◆ AIM OF THE TASK
Some lines below may hold the string "subtitle". Count them and give only the total.

⟨

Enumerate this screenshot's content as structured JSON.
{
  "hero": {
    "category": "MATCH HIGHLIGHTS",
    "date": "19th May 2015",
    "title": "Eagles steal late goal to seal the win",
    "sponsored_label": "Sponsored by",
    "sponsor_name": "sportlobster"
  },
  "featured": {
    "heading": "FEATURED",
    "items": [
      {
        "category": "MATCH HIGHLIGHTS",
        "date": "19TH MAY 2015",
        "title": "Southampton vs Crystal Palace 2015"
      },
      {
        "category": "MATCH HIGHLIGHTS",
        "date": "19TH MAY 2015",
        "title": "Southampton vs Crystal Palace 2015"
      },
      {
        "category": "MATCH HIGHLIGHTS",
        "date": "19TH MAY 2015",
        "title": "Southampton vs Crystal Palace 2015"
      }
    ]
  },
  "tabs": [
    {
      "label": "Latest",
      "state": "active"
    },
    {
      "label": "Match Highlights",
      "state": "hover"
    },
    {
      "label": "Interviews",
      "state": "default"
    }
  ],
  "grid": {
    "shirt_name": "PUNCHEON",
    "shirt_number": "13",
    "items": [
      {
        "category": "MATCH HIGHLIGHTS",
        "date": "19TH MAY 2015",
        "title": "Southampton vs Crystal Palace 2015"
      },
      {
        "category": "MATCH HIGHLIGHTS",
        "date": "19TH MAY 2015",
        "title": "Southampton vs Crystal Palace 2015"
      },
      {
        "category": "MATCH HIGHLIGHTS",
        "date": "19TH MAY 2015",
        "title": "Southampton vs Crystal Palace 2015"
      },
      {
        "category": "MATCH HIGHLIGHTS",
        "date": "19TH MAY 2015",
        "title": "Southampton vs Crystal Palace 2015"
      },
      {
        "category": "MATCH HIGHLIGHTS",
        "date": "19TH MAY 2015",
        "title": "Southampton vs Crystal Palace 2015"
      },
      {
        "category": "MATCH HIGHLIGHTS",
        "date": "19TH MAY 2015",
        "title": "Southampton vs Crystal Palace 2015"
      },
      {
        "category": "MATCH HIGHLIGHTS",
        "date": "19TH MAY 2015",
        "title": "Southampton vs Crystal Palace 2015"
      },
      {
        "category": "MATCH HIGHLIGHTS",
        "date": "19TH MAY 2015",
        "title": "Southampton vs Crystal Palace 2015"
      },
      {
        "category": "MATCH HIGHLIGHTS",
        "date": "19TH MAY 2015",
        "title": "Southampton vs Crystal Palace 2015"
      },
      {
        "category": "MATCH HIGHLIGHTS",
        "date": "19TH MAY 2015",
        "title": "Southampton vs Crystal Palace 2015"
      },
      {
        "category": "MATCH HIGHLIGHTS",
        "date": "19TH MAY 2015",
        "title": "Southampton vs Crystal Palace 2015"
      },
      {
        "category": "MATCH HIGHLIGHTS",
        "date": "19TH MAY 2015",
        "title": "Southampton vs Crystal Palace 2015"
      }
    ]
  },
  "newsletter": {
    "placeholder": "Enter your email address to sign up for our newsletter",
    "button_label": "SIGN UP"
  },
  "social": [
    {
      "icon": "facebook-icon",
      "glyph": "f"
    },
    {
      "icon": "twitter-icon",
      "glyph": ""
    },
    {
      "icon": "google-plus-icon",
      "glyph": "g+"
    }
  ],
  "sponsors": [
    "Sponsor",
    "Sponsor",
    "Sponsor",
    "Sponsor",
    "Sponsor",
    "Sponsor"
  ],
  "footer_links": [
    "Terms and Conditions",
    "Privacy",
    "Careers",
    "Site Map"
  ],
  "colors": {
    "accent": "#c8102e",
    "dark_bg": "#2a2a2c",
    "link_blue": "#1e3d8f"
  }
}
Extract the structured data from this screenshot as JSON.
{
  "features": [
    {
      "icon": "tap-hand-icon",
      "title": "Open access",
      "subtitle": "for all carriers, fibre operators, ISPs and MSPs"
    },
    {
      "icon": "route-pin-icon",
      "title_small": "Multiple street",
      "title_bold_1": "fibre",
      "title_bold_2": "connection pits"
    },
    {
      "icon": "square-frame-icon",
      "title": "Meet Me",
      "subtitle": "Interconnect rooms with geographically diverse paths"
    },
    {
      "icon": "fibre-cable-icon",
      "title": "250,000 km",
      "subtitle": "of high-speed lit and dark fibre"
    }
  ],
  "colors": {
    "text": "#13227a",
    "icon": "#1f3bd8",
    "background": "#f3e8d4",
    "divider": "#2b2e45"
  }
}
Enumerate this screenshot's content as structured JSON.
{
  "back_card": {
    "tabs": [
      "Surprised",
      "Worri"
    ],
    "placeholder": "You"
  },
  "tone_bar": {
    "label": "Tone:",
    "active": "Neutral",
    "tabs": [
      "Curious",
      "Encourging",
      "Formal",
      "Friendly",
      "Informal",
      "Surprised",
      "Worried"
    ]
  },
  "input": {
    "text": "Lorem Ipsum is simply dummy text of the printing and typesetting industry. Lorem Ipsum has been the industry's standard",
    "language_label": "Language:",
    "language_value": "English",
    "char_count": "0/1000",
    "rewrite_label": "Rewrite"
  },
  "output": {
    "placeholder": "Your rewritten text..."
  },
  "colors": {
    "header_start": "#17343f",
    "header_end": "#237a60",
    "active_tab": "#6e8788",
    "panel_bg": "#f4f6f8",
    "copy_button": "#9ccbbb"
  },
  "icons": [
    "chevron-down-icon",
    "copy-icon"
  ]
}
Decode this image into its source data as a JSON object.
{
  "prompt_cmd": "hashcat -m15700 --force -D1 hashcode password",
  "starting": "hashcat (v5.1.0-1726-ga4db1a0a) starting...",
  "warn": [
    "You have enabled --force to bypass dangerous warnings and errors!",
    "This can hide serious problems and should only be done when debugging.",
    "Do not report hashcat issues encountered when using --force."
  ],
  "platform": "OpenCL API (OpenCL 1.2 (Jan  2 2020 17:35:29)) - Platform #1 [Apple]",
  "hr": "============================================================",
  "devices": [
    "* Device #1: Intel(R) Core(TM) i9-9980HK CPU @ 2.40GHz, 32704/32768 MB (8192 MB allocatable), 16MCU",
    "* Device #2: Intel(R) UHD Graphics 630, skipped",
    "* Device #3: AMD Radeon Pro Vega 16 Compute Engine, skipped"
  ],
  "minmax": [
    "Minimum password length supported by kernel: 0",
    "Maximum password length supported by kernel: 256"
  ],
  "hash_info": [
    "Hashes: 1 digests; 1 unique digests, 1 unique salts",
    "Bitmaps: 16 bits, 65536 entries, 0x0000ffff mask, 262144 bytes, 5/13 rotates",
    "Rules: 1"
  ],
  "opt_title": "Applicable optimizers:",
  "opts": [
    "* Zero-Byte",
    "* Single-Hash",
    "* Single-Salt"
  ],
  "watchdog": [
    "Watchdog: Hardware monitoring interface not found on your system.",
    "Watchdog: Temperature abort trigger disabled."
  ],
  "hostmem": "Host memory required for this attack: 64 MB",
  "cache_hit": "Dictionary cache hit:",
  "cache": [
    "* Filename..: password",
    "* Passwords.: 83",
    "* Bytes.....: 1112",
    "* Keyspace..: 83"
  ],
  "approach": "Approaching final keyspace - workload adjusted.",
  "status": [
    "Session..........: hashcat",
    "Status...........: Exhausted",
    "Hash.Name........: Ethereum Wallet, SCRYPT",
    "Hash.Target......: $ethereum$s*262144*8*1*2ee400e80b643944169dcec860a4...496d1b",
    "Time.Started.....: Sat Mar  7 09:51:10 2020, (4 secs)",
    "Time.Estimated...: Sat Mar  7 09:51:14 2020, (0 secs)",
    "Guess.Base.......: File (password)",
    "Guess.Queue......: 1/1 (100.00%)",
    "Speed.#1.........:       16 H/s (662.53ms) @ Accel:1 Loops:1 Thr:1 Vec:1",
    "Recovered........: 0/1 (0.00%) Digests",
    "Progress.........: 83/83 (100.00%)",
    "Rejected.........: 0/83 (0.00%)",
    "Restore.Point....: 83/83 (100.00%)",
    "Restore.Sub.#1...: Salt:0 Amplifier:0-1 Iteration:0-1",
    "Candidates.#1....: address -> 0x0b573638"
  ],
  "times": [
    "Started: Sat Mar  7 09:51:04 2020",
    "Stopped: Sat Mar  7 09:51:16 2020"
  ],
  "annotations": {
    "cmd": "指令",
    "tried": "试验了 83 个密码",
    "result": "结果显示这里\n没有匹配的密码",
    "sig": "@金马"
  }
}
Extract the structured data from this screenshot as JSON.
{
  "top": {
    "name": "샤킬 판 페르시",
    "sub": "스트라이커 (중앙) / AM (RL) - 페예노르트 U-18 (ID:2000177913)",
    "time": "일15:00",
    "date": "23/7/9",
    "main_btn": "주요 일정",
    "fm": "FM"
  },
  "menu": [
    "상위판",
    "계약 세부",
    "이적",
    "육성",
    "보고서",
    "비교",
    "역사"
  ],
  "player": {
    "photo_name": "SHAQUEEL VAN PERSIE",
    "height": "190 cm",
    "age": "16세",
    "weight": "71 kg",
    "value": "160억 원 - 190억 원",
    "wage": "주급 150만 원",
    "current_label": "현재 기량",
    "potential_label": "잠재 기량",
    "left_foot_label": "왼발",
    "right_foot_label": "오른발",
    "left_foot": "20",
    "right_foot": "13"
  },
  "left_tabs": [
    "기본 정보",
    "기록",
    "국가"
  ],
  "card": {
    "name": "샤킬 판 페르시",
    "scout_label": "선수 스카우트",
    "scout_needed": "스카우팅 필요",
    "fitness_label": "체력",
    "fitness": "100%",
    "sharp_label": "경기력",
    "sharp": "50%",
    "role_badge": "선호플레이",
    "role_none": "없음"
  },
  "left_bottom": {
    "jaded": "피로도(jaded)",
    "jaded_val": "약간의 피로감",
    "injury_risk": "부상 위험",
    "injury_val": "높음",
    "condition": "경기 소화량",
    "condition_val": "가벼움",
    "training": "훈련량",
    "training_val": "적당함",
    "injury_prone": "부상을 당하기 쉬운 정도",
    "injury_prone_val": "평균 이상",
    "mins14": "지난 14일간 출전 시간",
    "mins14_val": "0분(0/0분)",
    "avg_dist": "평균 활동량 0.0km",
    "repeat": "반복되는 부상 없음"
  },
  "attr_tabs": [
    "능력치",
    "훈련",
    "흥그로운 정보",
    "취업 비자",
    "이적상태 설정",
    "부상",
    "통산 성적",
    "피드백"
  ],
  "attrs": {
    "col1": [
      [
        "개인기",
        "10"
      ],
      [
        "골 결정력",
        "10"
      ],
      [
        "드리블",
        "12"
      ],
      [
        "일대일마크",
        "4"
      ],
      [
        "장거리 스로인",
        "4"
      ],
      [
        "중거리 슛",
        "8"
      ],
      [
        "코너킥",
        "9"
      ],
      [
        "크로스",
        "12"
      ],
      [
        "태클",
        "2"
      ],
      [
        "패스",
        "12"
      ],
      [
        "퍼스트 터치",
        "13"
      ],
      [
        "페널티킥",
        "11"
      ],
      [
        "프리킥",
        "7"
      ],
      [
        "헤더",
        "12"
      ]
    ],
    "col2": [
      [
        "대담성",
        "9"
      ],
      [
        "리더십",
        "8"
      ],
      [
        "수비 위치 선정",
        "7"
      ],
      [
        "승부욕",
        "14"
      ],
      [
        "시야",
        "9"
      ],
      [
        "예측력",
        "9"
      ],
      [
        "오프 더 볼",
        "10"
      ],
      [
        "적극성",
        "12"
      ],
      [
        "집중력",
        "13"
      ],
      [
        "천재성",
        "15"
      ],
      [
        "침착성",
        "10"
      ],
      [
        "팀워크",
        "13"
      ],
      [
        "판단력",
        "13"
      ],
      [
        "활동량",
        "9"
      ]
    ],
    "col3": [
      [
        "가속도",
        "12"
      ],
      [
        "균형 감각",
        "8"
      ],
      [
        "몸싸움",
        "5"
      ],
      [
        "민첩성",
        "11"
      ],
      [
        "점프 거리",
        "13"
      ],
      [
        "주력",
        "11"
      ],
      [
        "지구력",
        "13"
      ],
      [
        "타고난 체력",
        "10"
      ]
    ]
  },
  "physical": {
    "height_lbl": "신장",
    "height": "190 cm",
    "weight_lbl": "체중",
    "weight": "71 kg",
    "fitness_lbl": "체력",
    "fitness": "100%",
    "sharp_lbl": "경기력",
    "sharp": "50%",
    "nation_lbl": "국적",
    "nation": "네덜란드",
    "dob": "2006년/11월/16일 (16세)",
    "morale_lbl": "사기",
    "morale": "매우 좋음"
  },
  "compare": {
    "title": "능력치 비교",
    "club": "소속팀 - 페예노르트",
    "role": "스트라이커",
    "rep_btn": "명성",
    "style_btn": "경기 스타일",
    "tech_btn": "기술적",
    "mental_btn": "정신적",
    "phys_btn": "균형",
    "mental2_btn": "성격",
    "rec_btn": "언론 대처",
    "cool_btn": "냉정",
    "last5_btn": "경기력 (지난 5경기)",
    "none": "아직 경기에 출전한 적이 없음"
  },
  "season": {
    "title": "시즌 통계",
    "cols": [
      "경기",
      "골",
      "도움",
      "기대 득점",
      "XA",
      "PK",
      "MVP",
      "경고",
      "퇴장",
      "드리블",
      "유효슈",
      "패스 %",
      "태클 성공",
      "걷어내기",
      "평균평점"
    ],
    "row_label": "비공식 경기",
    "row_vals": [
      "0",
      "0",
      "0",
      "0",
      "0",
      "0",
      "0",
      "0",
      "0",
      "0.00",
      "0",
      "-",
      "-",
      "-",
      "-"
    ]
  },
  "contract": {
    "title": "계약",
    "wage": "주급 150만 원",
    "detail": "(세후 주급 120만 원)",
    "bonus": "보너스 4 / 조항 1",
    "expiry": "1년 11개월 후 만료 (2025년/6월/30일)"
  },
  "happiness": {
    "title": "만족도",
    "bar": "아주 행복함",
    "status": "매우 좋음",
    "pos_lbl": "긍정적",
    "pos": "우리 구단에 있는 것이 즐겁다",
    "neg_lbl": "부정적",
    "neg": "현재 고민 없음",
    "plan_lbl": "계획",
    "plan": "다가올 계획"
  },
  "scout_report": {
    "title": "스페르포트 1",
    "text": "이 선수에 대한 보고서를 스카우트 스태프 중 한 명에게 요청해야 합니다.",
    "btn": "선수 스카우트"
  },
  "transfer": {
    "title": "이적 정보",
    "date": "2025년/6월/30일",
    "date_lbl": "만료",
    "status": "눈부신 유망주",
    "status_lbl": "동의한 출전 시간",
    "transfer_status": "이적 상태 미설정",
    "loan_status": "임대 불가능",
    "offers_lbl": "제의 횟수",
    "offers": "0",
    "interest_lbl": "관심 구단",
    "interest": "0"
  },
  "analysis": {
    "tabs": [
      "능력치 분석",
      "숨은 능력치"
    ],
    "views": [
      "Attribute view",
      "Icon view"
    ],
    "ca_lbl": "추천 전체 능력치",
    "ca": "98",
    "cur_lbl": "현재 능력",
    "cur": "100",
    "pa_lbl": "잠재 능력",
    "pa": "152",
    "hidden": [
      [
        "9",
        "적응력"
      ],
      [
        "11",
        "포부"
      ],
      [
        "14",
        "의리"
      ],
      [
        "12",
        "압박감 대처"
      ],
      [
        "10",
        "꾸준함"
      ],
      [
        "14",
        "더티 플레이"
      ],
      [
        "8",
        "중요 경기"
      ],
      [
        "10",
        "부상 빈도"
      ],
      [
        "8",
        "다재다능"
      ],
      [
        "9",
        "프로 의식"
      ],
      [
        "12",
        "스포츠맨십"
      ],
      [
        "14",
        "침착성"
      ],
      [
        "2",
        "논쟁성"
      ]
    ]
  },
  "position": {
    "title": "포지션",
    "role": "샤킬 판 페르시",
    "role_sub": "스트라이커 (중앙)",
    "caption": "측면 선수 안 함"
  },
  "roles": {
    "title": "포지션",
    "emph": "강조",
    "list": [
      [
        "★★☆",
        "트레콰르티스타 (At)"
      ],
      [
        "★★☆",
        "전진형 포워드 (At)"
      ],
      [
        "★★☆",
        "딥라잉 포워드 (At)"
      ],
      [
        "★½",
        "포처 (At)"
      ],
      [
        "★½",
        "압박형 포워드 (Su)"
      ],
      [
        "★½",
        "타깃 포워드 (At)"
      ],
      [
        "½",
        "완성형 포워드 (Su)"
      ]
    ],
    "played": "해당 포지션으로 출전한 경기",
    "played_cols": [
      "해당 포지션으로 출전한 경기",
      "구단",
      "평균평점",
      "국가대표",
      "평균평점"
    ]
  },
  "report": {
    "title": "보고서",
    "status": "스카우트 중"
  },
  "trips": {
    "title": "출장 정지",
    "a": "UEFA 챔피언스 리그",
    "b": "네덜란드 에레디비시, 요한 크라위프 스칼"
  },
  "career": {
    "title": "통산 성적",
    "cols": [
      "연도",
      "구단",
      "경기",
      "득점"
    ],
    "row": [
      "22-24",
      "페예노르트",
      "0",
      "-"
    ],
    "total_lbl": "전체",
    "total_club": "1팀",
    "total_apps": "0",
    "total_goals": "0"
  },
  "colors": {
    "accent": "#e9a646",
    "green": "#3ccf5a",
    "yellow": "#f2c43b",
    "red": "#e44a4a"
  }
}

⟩

◆ WRITTEN RESPONSE
3